EXERCISE REQUIREMENTS: Read the data that follows. Then repeat it exactly.

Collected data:

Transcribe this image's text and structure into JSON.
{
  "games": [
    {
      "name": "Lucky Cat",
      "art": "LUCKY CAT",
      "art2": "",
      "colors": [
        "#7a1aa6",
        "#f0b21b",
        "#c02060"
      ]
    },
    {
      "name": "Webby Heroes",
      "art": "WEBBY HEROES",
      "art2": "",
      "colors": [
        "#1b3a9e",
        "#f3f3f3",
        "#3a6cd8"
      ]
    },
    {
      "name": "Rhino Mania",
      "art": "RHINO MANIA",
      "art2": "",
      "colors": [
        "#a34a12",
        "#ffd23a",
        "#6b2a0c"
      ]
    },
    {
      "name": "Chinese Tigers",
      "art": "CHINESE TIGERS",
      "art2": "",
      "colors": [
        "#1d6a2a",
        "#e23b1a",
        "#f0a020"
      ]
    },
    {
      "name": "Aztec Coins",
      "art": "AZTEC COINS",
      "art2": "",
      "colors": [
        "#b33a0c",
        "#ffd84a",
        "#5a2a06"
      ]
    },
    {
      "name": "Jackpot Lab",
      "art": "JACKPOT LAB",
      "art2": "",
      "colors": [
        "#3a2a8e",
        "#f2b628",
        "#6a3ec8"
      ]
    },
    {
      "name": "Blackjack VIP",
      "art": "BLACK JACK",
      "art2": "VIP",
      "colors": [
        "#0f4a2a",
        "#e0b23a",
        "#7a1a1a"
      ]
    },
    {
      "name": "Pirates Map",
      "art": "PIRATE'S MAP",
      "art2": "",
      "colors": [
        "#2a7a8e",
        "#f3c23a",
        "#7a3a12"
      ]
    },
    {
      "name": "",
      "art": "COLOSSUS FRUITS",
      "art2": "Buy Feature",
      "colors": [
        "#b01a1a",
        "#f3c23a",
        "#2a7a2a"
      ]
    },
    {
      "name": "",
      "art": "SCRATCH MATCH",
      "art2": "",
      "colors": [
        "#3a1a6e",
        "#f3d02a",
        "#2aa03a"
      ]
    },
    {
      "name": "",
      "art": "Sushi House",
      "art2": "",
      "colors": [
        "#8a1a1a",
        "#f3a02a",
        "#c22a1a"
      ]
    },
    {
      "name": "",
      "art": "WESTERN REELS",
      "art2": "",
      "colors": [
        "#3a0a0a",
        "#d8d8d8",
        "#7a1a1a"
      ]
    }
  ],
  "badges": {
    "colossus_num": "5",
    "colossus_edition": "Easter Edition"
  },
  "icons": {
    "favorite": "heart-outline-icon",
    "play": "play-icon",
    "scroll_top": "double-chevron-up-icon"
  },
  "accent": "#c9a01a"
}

TASK ANSWER:
Transcribe this image's text and structure into JSON.
{
  "games": [
    {
      "name": "Lucky Cat",
      "art": "LUCKY CAT",
      "art2": "",
      "colors": [
        "#7a1aa6",
        "#f0b21b",
        "#c02060"
      ]
    },
    {
      "name": "Webby Heroes",
      "art": "WEBBY HEROES",
      "art2": "",
      "colors": [
        "#1b3a9e",
        "#f3f3f3",
        "#3a6cd8"
      ]
    },
    {
      "name": "Rhino Mania",
      "art": "RHINO MANIA",
      "art2": "",
      "colors": [
        "#a34a12",
        "#ffd23a",
        "#6b2a0c"
      ]
    },
    {
      "name": "Chinese Tigers",
      "art": "CHINESE TIGERS",
      "art2": "",
      "colors": [
        "#1d6a2a",
        "#e23b1a",
        "#f0a020"
      ]
    },
    {
      "name": "Aztec Coins",
      "art": "AZTEC COINS",
      "art2": "",
      "colors": [
        "#b33a0c",
        "#ffd84a",
        "#5a2a06"
      ]
    },
    {
      "name": "Jackpot Lab",
      "art": "JACKPOT LAB",
      "art2": "",
      "colors": [
        "#3a2a8e",
        "#f2b628",
        "#6a3ec8"
      ]
    },
    {
      "name": "Blackjack VIP",
      "art": "BLACK JACK",
      "art2": "VIP",
      "colors": [
        "#0f4a2a",
        "#e0b23a",
        "#7a1a1a"
      ]
    },
    {
      "name": "Pirates Map",
      "art": "PIRATE'S MAP",
      "art2": "",
      "colors": [
        "#2a7a8e",
        "#f3c23a",
        "#7a3a12"
      ]
    },
    {
      "name": "",
      "art": "COLOSSUS FRUITS",
      "art2": "Buy Feature",
      "colors": [
        "#b01a1a",
        "#f3c23a",
        "#2a7a2a"
      ]
    },
    {
      "name": "",
      "art": "SCRATCH MATCH",
      "art2": "",
      "colors": [
        "#3a1a6e",
        "#f3d02a",
        "#2aa03a"
      ]
    },
    {
      "name": "",
      "art": "Sushi House",
      "art2": "",
      "colors": [
        "#8a1a1a",
        "#f3a02a",
        "#c22a1a"
      ]
    },
    {
      "name": "",
      "art": "WESTERN REELS",
      "art2": "",
      "colors": [
        "#3a0a0a",
        "#d8d8d8",
        "#7a1a1a"
      ]
    }
  ],
  "badges": {
    "colossus_num": "5",
    "colossus_edition": "Easter Edition"
  },
  "icons": {
    "favorite": "heart-outline-icon",
    "play": "play-icon",
    "scroll_top": "double-chevron-up-icon"
  },
  "accent": "#c9a01a"
}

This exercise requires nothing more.